The divide between the city and the rank and file of its police department widened dramatically this week when the city manager and police chief announced disciplinary action against two police officers, both of whom have served as Bainbridge Island Police Guild officers.
The grumblings from inside the department have been getting louder during the last year and the officers – one suspended and the other resigning in lieu of termination – apparently had allowed their frustrations to be expressed publicly via the Internet. While both actions should be taken seriously, it’s the 160 work-hour suspension of Scott Weiss – and the timing of it – that is most problematic. Why?
While it’s clear that Weiss got in trouble when he integrated his roles as an officer and guild president, he was disciplined for his action as a patrol officer while remaining the guild’s leader. One could argue that there’s a power play occurring by those in charge of the city and the department, and it’s directed at a union that’s litigious by nature.
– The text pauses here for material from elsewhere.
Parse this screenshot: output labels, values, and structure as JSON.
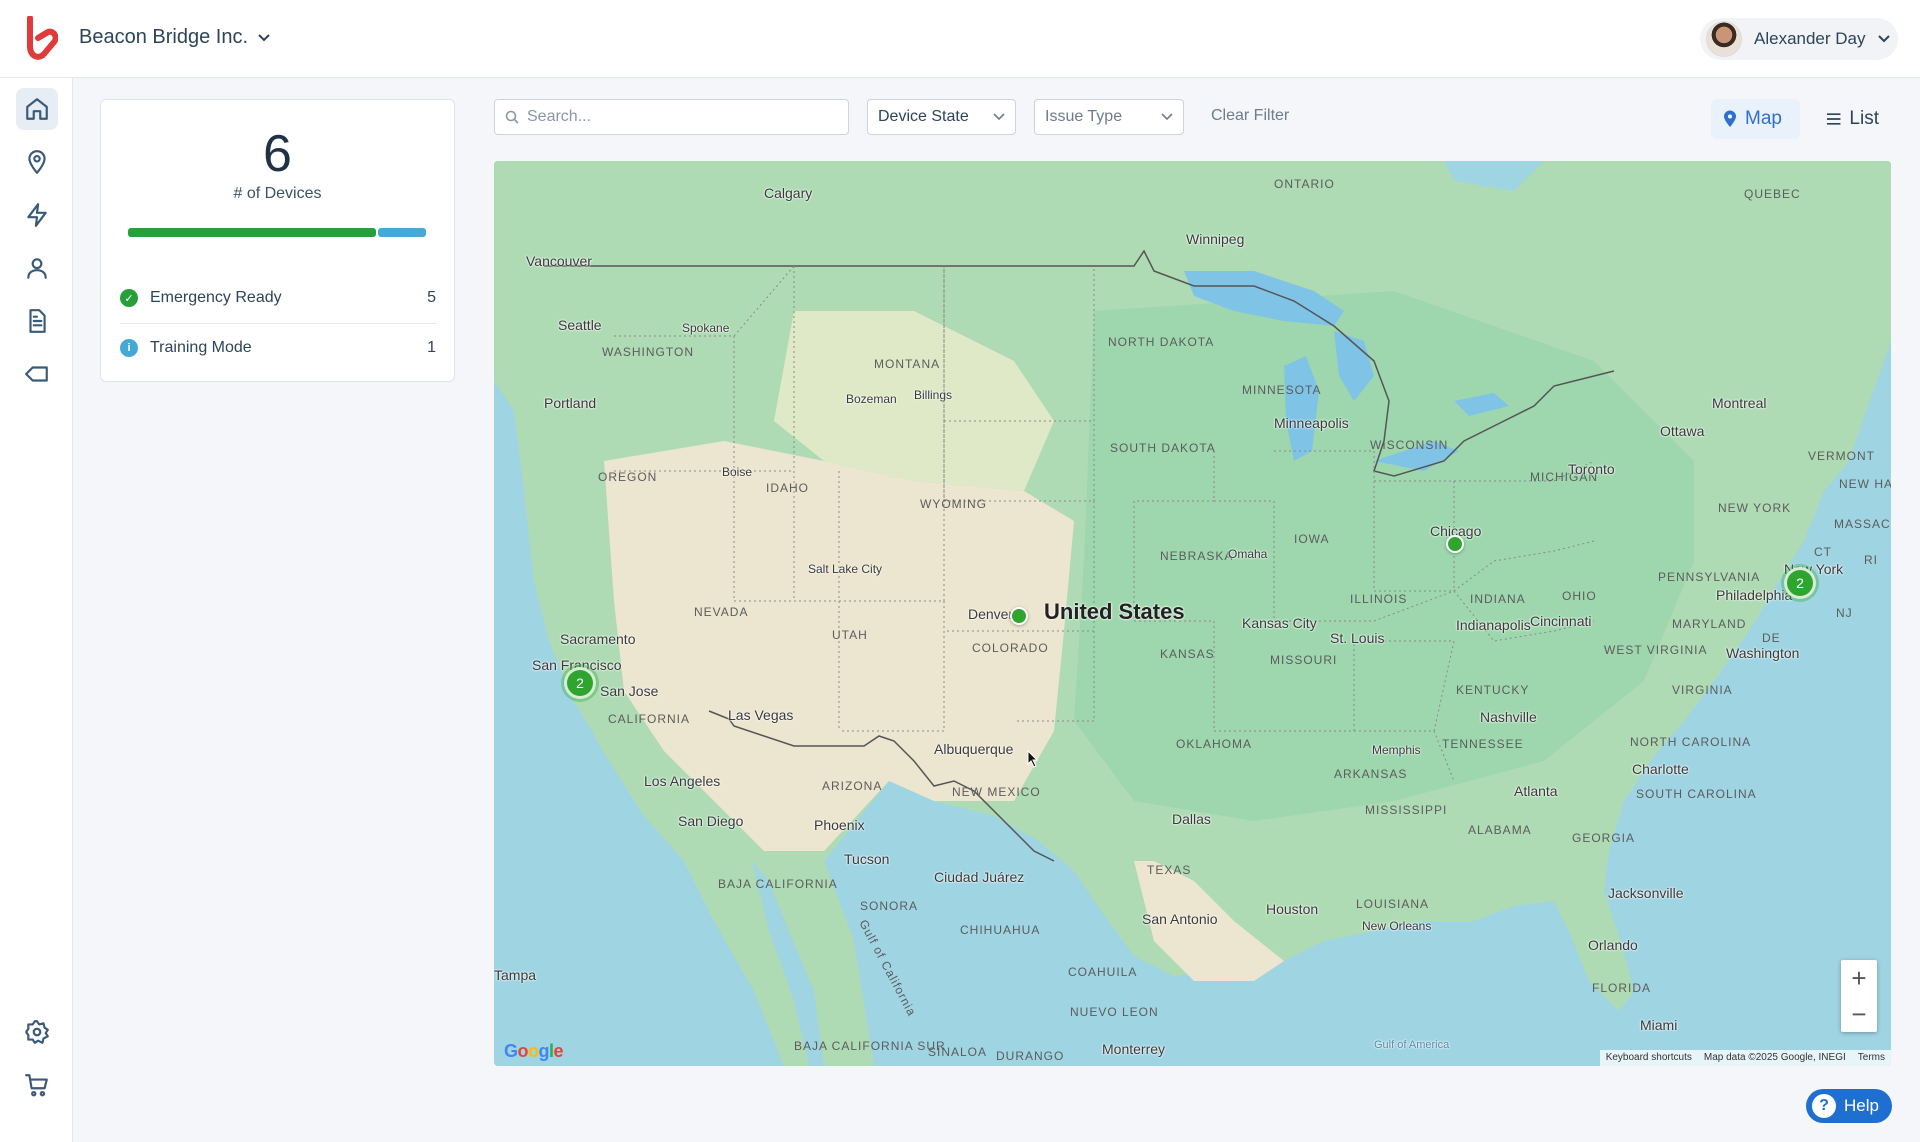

Or, as the city manager believes, it’s the city trying to have police force adhere to a higher standard.
What we know is this: the Washington State Patrol conducted two investigations regarding Weiss’ behavior. One, released on June 8, exonerated him from any criminal action; the second accused him of violating four standards of the city’s Canon of Ethics and standing orders regarding conduct, rules and courtesy of the general orders manual. Thus, the suspension.
Meanwhile, the city administration has made moves toward reorganizing the supposedly independent Civil Service Commission (CSC), actions that Weiss has publicly criticized in a letter to the city manager. The commission itself is in limbo after its three commissioners resigned last month.
Weiss has filed a grievance, a process which will be conducted by the city (including the CSC), then finally by an arbitrator if still unresolved. Yes, lines have been drawn.